----- STUDY MATERIAL -----

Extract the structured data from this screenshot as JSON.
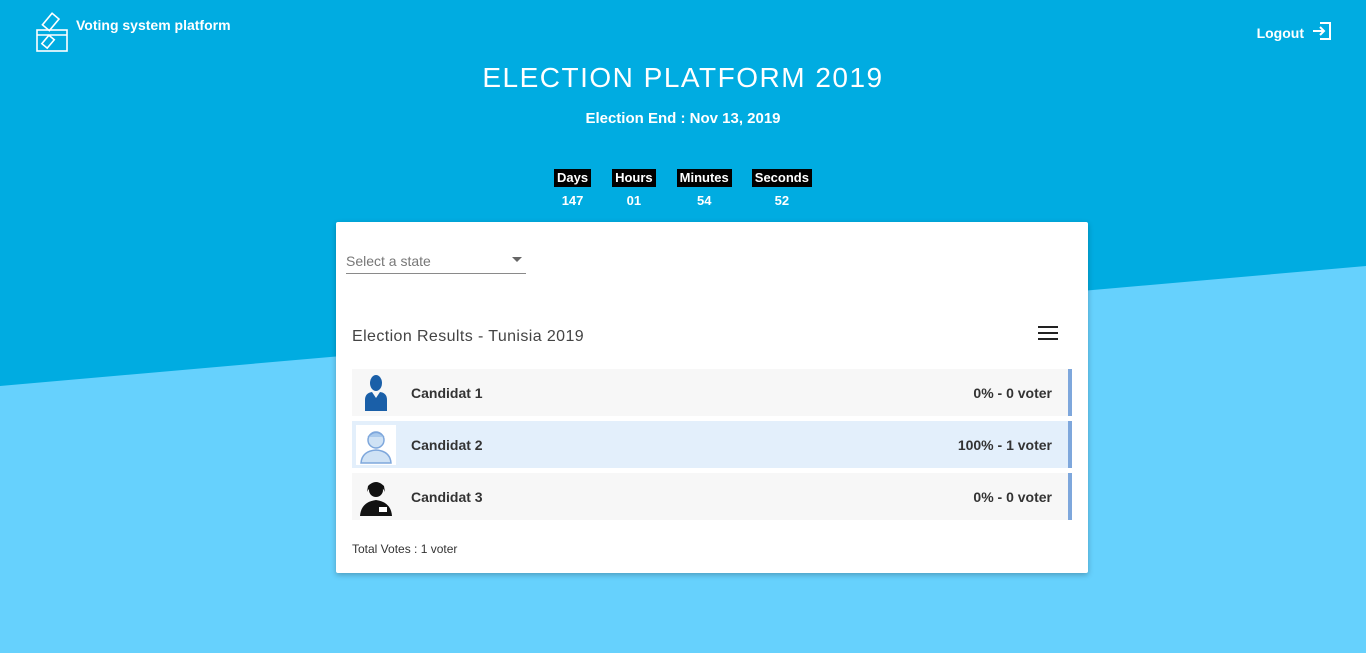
{
  "colors": {
    "top_bg": "#00ace1",
    "bottom_bg": "#66d1fd",
    "row_accent": "#7ea7dc"
  },
  "header": {
    "brand_name": "Voting system platform",
    "logout_label": "Logout",
    "title": "ELECTION PLATFORM 2019",
    "subtitle": "Election End : Nov 13, 2019"
  },
  "countdown": {
    "days_label": "Days",
    "days_value": "147",
    "hours_label": "Hours",
    "hours_value": "01",
    "minutes_label": "Minutes",
    "minutes_value": "54",
    "seconds_label": "Seconds",
    "seconds_value": "52"
  },
  "card": {
    "state_select_placeholder": "Select a state",
    "results_title": "Election Results - Tunisia 2019",
    "candidates": [
      {
        "name": "Candidat 1",
        "result": "0% - 0 voter",
        "icon": "person-blue-icon"
      },
      {
        "name": "Candidat 2",
        "result": "100% - 1 voter",
        "icon": "person-outline-icon"
      },
      {
        "name": "Candidat 3",
        "result": "0% - 0 voter",
        "icon": "person-black-icon"
      }
    ],
    "total_votes": "Total Votes : 1 voter"
  }
}
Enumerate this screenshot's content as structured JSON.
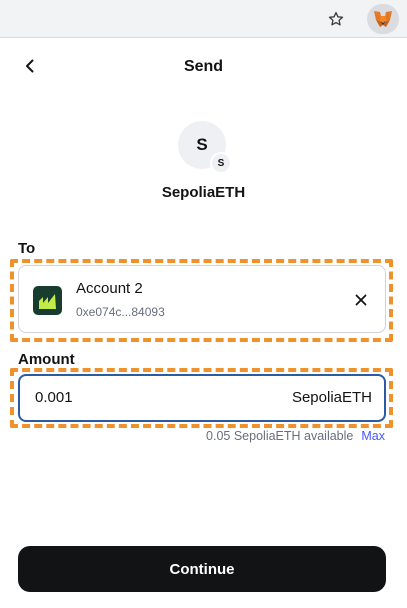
{
  "browser": {
    "bookmark_icon": "star-icon",
    "extension_icon": "metamask-fox-icon"
  },
  "header": {
    "back_icon": "chevron-left-icon",
    "title": "Send"
  },
  "asset": {
    "avatar_letter": "S",
    "network_letter": "S",
    "name": "SepoliaETH"
  },
  "recipient": {
    "section_label": "To",
    "account_name": "Account 2",
    "address": "0xe074c...84093",
    "clear_icon": "close-icon"
  },
  "amount": {
    "section_label": "Amount",
    "value": "0.001",
    "unit": "SepoliaETH",
    "available": "0.05 SepoliaETH available",
    "max_label": "Max"
  },
  "footer": {
    "continue_label": "Continue"
  },
  "colors": {
    "highlight": "#f0922b",
    "focus_border": "#2a5aa8",
    "link": "#4459ff",
    "primary_button": "#121314"
  }
}
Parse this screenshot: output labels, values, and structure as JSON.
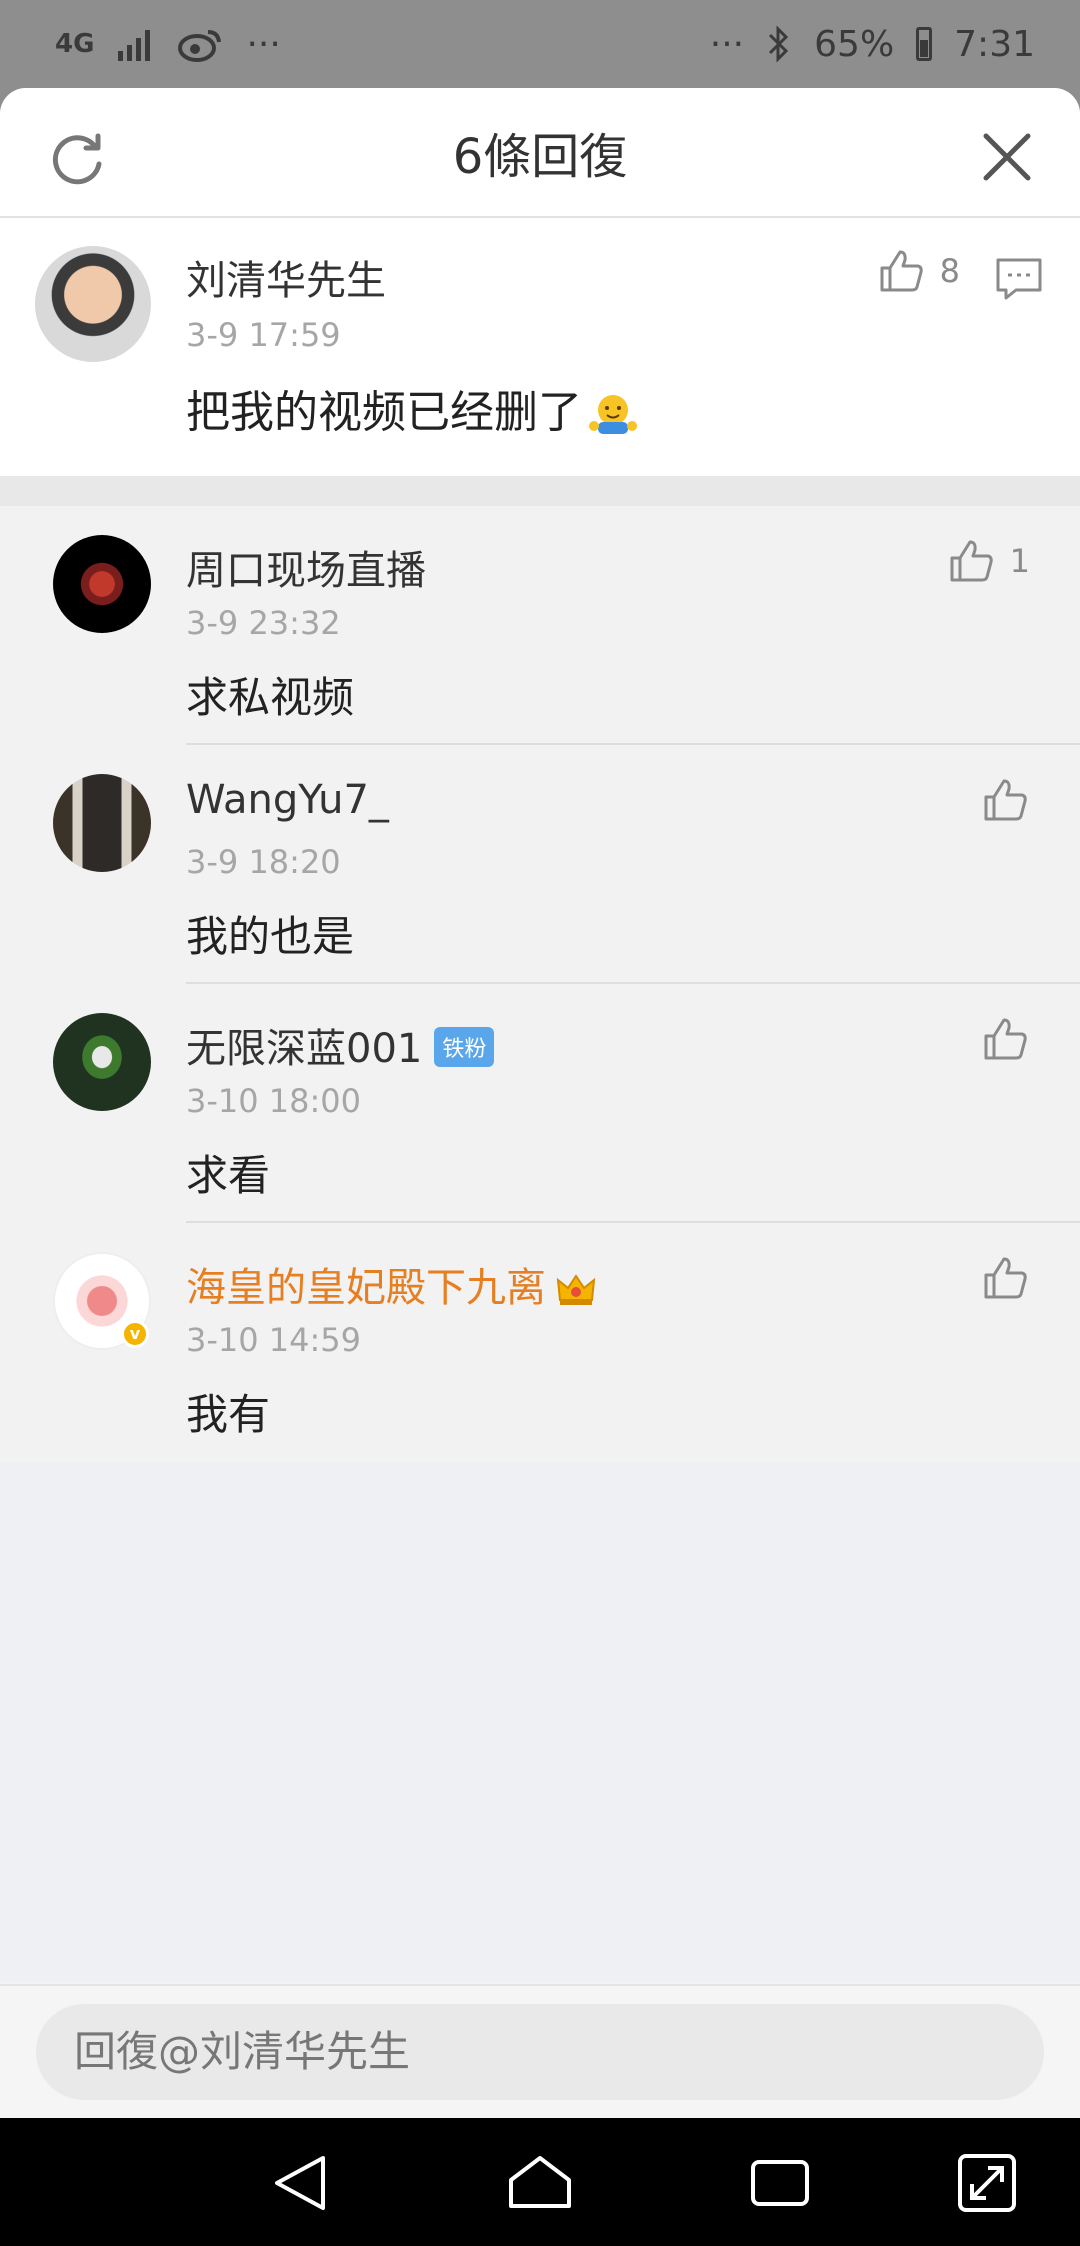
{
  "status_bar": {
    "network": "4G",
    "more": "···",
    "more_right": "···",
    "battery": "65%",
    "time": "7:31"
  },
  "header": {
    "title": "6條回復"
  },
  "main_comment": {
    "name": "刘清华先生",
    "time": "3-9 17:59",
    "content": "把我的视频已经删了",
    "likes": "8"
  },
  "replies": [
    {
      "name": "周口现场直播",
      "time": "3-9 23:32",
      "content": "求私视频",
      "likes": "1"
    },
    {
      "name": "WangYu7_",
      "time": "3-9 18:20",
      "content": "我的也是",
      "likes": ""
    },
    {
      "name": "无限深蓝001",
      "badge": "铁粉",
      "time": "3-10 18:00",
      "content": "求看",
      "likes": ""
    },
    {
      "name": "海皇的皇妃殿下九离",
      "time": "3-10 14:59",
      "content": "我有",
      "likes": "",
      "name_color": "#e67e22"
    }
  ],
  "input": {
    "placeholder": "回復@刘清华先生"
  }
}
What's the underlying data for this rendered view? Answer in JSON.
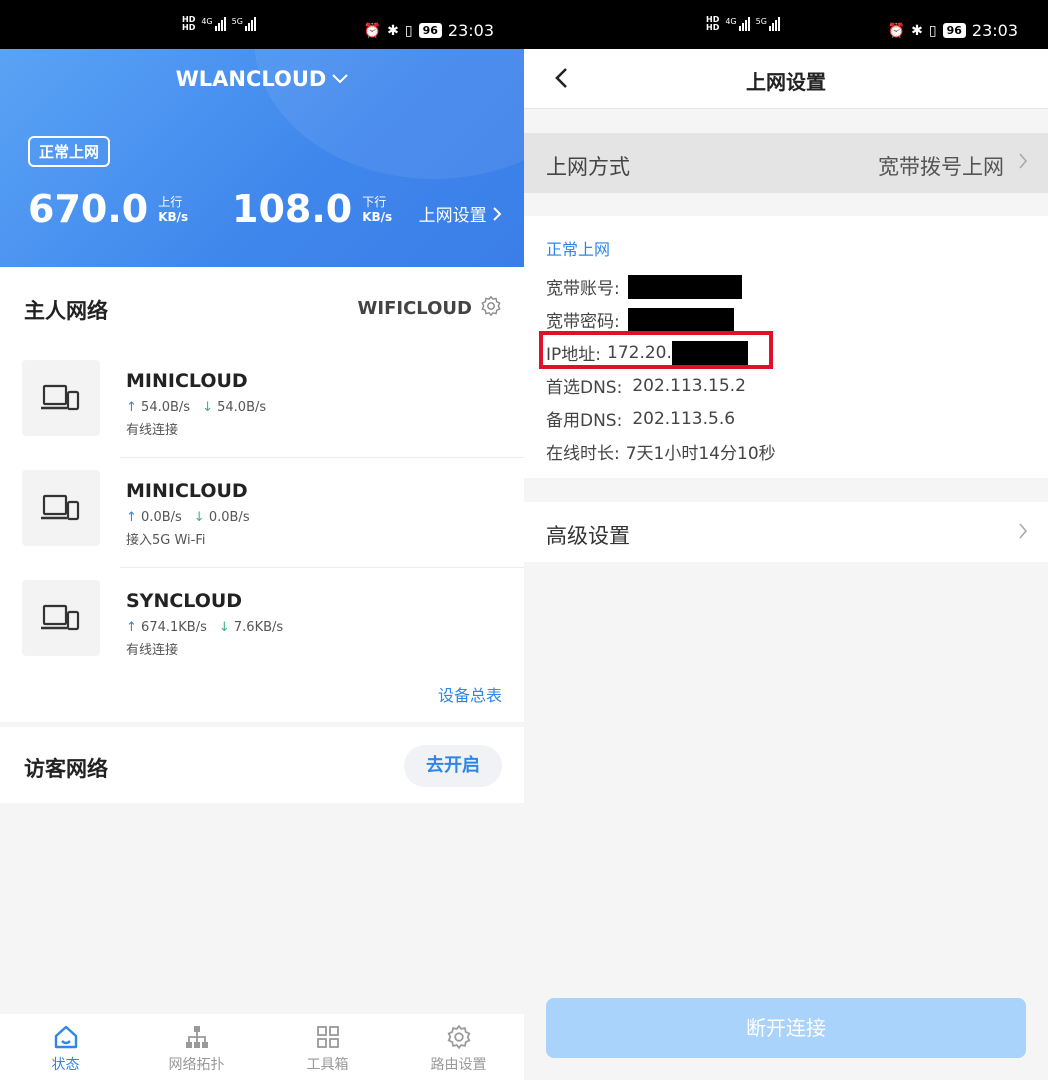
{
  "status_bar": {
    "time": "23:03",
    "battery": "96",
    "net_type_1": "4G",
    "net_type_2": "5G"
  },
  "colors": {
    "accent": "#2f86e6",
    "header_gradient_start": "#5aa3f5",
    "header_gradient_end": "#3b7ee8",
    "highlight_box": "#e0102a",
    "disconnect_button": "#a9d3fa"
  },
  "left": {
    "header": {
      "network_name": "WLANCLOUD",
      "status_badge": "正常上网",
      "upload_speed": "670.0",
      "upload_dir": "上行",
      "upload_unit": "KB/s",
      "download_speed": "108.0",
      "download_dir": "下行",
      "download_unit": "KB/s",
      "settings_link": "上网设置"
    },
    "main_network": {
      "title": "主人网络",
      "ssid": "WIFICLOUD",
      "devices": [
        {
          "name": "MINICLOUD",
          "up": "54.0B/s",
          "down": "54.0B/s",
          "connection": "有线连接"
        },
        {
          "name": "MINICLOUD",
          "up": "0.0B/s",
          "down": "0.0B/s",
          "connection": "接入5G Wi-Fi"
        },
        {
          "name": "SYNCLOUD",
          "up": "674.1KB/s",
          "down": "7.6KB/s",
          "connection": "有线连接"
        }
      ],
      "device_total_link": "设备总表"
    },
    "guest_network": {
      "title": "访客网络",
      "enable_button": "去开启"
    },
    "bottom_nav": [
      {
        "label": "状态",
        "icon": "home-icon",
        "active": true
      },
      {
        "label": "网络拓扑",
        "icon": "topology-icon",
        "active": false
      },
      {
        "label": "工具箱",
        "icon": "toolbox-icon",
        "active": false
      },
      {
        "label": "路由设置",
        "icon": "gear-icon",
        "active": false
      }
    ]
  },
  "right": {
    "title": "上网设置",
    "method": {
      "label": "上网方式",
      "value": "宽带拨号上网"
    },
    "info": {
      "status": "正常上网",
      "account_label": "宽带账号:",
      "password_label": "宽带密码:",
      "ip_label": "IP地址:",
      "ip_value": "172.20.",
      "dns1_label": "首选DNS:",
      "dns1_value": "202.113.15.2",
      "dns2_label": "备用DNS:",
      "dns2_value": "202.113.5.6",
      "uptime_label": "在线时长:",
      "uptime_value": "7天1小时14分10秒"
    },
    "advanced": {
      "label": "高级设置"
    },
    "disconnect_button": "断开连接"
  }
}
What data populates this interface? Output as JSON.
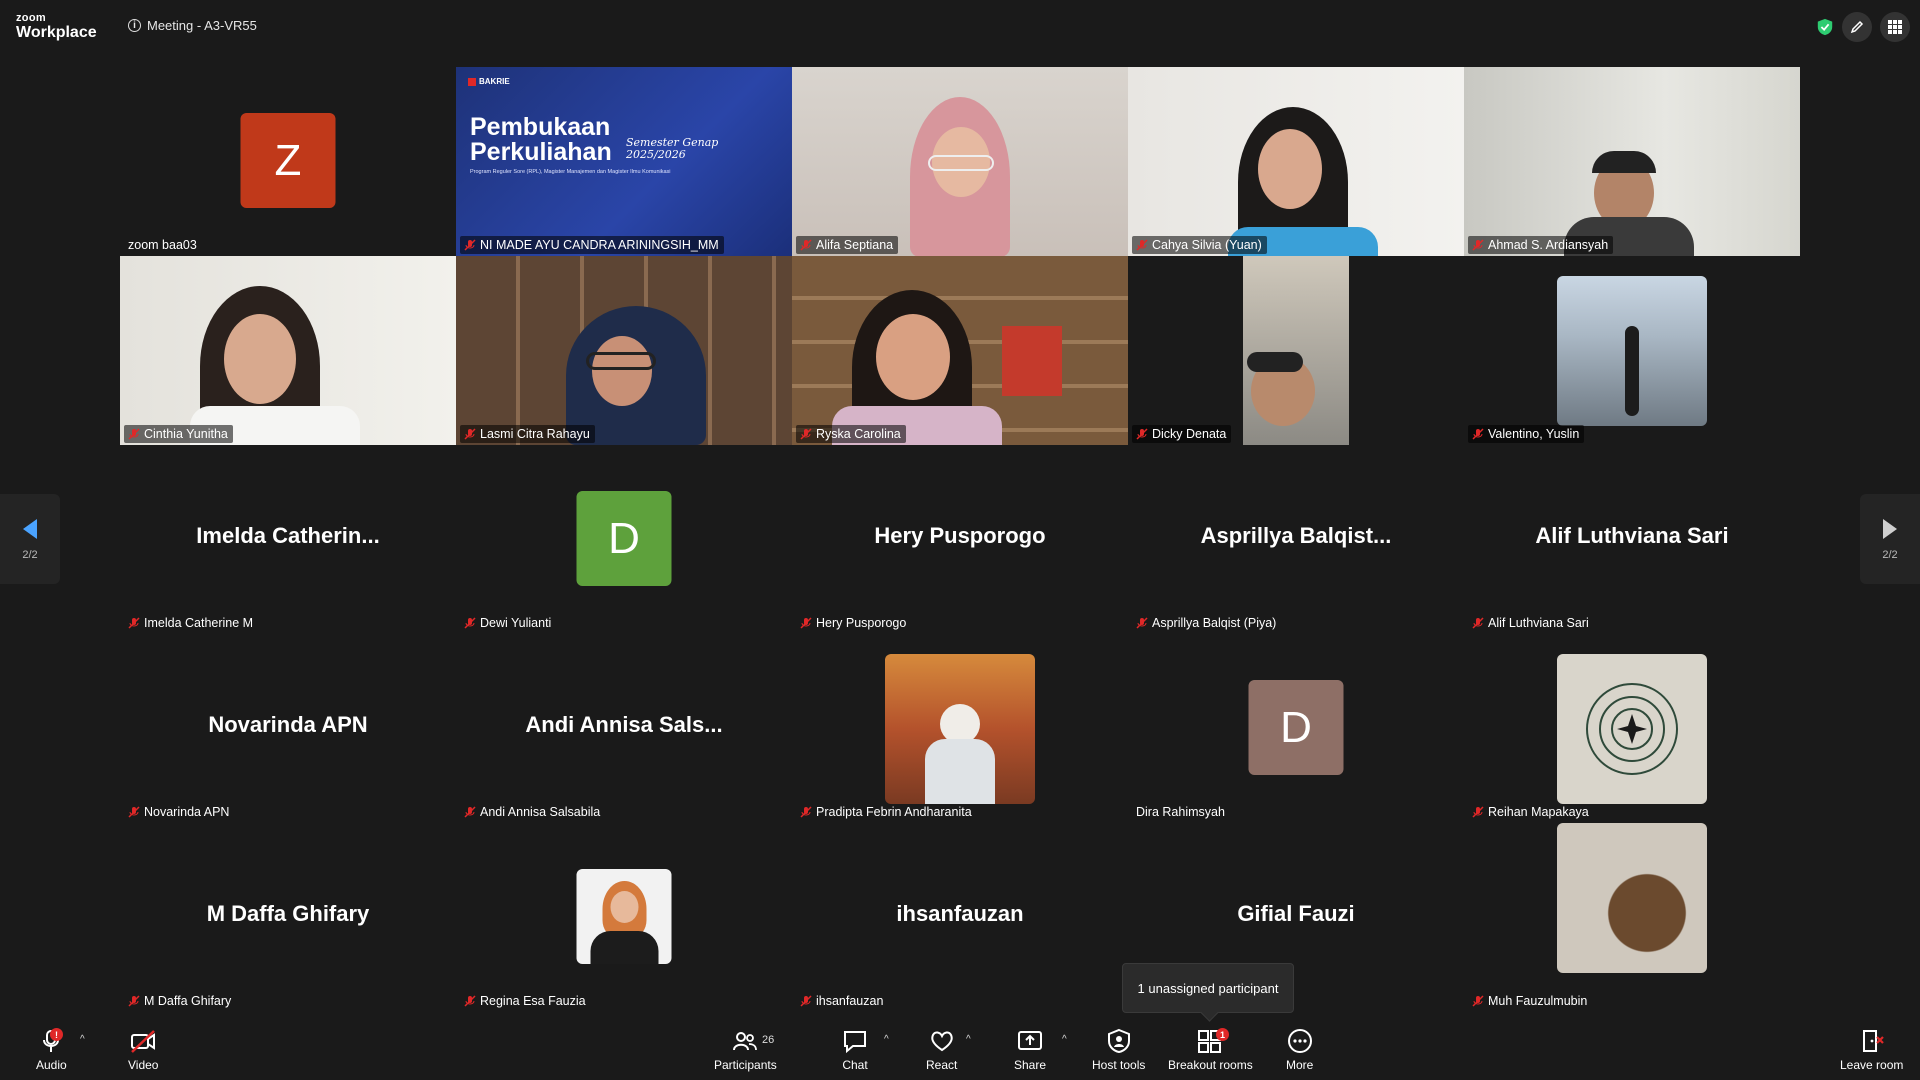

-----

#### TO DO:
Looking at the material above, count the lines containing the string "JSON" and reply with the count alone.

#### REPLY:
5